On the 10th of May I did pretty much the same as on the 9th. Working, this time quite close by in Co, Wexford leaving me with a little more time to spend walking Cahore when I was done my surveys. Was today to be the ultimate days patch birding? You bet your life it was. The afternoon actually started out rather quiet and I didn’t see much while walking the south end of the marsh, hearing one of the male Cetti’s singing and drake garageny were the only bird of note. I then decided to walk into the central marsh to see if I could find any rare herons such as night or purple that had been showing up around the country over the past month or so. No joy there, but I did see a couple of bearded reedling which is always a treat. After a couple of very heavy downpours I was beginning to think that many of the birds I had seen the previous day had perhaps left or maybe they were just hiding from the heavy rain and thunder like I should have been! As I began to get tired I was undecided whether to walk into the back marsh field for a nice height advantage over the flooded areas. Knowing that if I didn’t check it and someone else found something I would be kicking myself so I walked slowly into the main back marsh field with my scope over my shoulder being to fade of any hope of finding something juicy! How wrong was I! As I began to set myself up and get my scope ready for scanning I looked into the eyepiece onto a small area of flood and I could not believe my eyes, I had to look in, look away and look in again to make sure this wasn’t tiredness playing tricks on me! But no, there was actually a stunning adult male black-winged stilt sitting among some mallard in the corner of Cahore back marsh. My dream had finally become a reality! If there had been any year in recent times to find a black-winged stilt then it was this year! I quickly took some distant phone scoped record shots just in case the bird flew off. I then sent a very panicked voice note to two of my great friends telling them what I had just found. They are both birders and had known how much I wanted to find this species. The bird just sat among some rocks at the waters edge for some time. Giving me the opportunity to get the news out and let my father know to get down here right away and bag himself a lifer! As I waited for his arrival some birds began to get up and flew around the back marsh, a raptor was around it seemed. And this was exactly the case. A female type marsh harrier began to fly straight for the black-winged stilt area!! Oh no I thought, great to see a marsh harrier but I had really hoped it wouldn’t flush the stilt. As the harrier flew right by the stilt I fired the camera up getting some images of both the stilt and harrier in one image! Boom, not something you will see too often in Ireland. As the stilt returned and the harrier landed out of view my father arrived. I then picked up the great white egret at a distance feeding in a large channel. My father got onto the stilt, phew! While watching the stilt the marsh harrier flew up and gave some very nice views and disturbed a drake garganey on the large pool. Two half days on the patch rewarded me with a black-winged stilt, great white egret, 2 Cetti’s warbler, 2 garganey and some bearded reedling! Not bad!! I had arrived home and had some dinner when I received a phone call from Brian Haslam to say well done on finding the stilt and that an adult night heron had just flown past him at the back marsh! Amazing but quite frustrating also considering I had been there less than 1 hour previously. I did manage to catch up with the night heron over the next few days and weeks and got some nice views. Patch birding at its very best! What will my patch throw up next?! Who knows, but I’ll keep searching. 

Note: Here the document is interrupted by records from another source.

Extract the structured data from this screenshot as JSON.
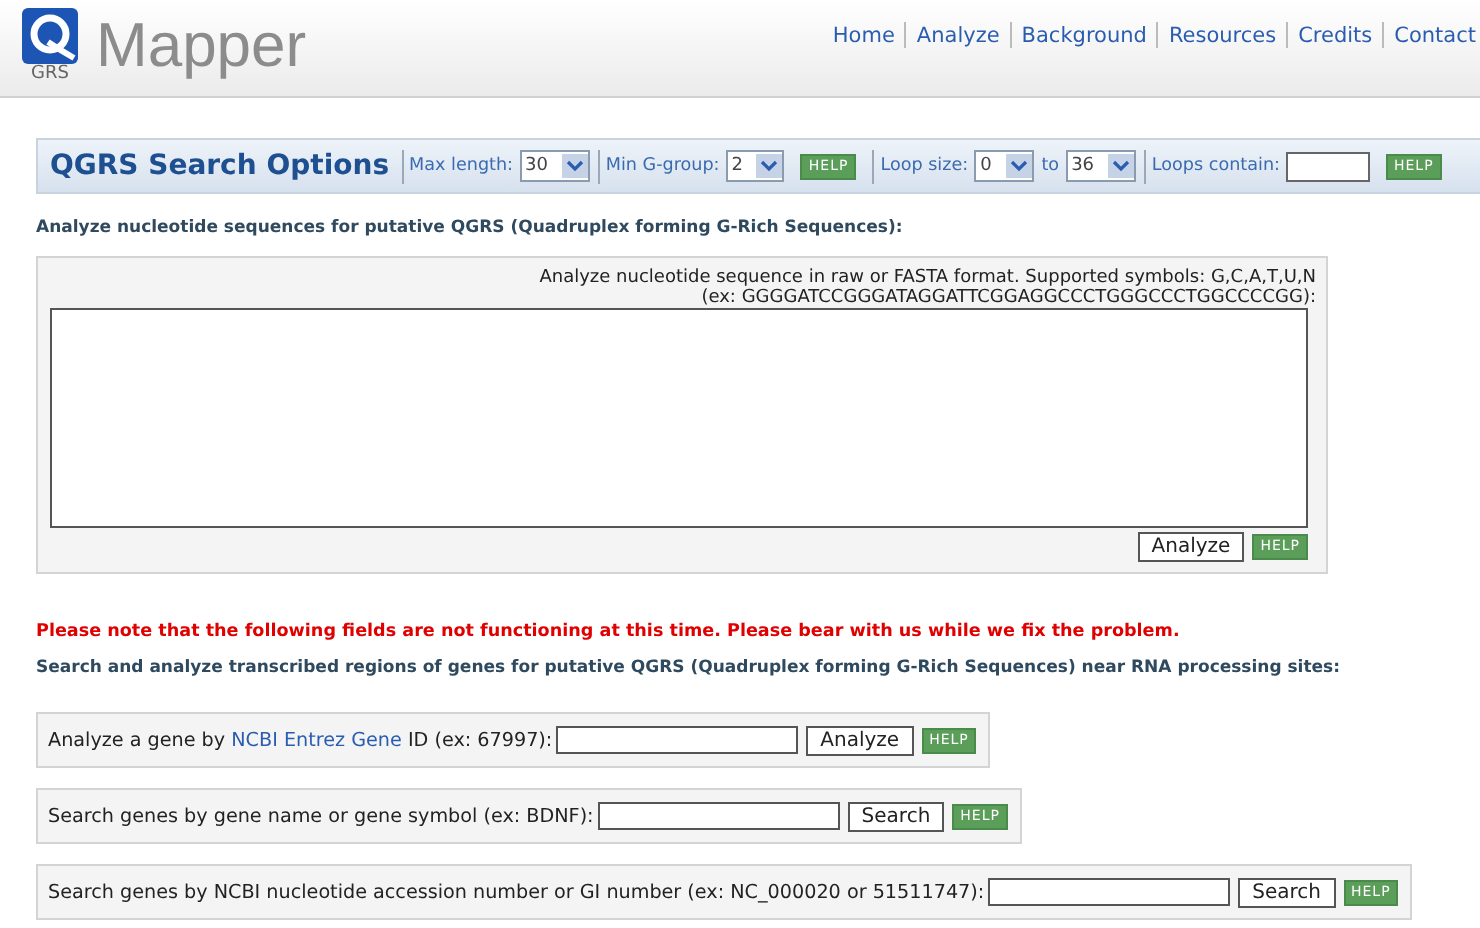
{
  "header": {
    "logo_text": "GRS",
    "title": "Mapper",
    "nav": [
      "Home",
      "Analyze",
      "Background",
      "Resources",
      "Credits",
      "Contact"
    ]
  },
  "options": {
    "title": "QGRS Search Options",
    "controls": [
      {
        "kind": "select",
        "divider_before": true,
        "label": "Max length:",
        "value": "30"
      },
      {
        "kind": "select",
        "divider_before": true,
        "label": "Min G-group:",
        "value": "2"
      },
      {
        "kind": "help",
        "divider_before": false,
        "label": "HELP"
      },
      {
        "kind": "select",
        "divider_before": true,
        "label": "Loop size:",
        "value": "0"
      },
      {
        "kind": "select",
        "divider_before": false,
        "label": "to",
        "value": "36"
      },
      {
        "kind": "input",
        "divider_before": true,
        "label": "Loops contain:"
      },
      {
        "kind": "help",
        "divider_before": false,
        "label": "HELP"
      }
    ]
  },
  "sequence": {
    "heading": "Analyze nucleotide sequences for putative QGRS (Quadruplex forming G-Rich Sequences):",
    "instructions": [
      "Analyze nucleotide sequence in raw or FASTA format. Supported symbols: G,C,A,T,U,N",
      "(ex: GGGGATCCGGGATAGGATTCGGAGGCCCTGGGCCCTGGCCCCGG):"
    ],
    "button": "Analyze",
    "help": "HELP"
  },
  "notice": "Please note that the following fields are not functioning at this time. Please bear with us while we fix the problem.",
  "genes": {
    "heading": "Search and analyze transcribed regions of genes for putative QGRS (Quadruplex forming G-Rich Sequences) near RNA processing sites:",
    "rows": [
      {
        "label": "Analyze a gene by ",
        "link": "NCBI Entrez Gene",
        "label_after": " ID (ex: 67997):",
        "button": "Analyze",
        "help": "HELP"
      },
      {
        "label": "Search genes by gene name or gene symbol (ex: BDNF):",
        "button": "Search",
        "help": "HELP"
      },
      {
        "label": "Search genes by NCBI nucleotide accession number or GI number (ex: NC_000020 or 51511747):",
        "button": "Search",
        "help": "HELP"
      }
    ]
  }
}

So far this year I have seen some fantastic birds, long may it last! 

#explore #Irishbirding #patchbirding #birdfinding

Patch birding madness, Cahore marsh, October 2023.

October can be a good month for patch birding given autumn migration is in full swing. Though this year I didn’t expect my patch to go on ...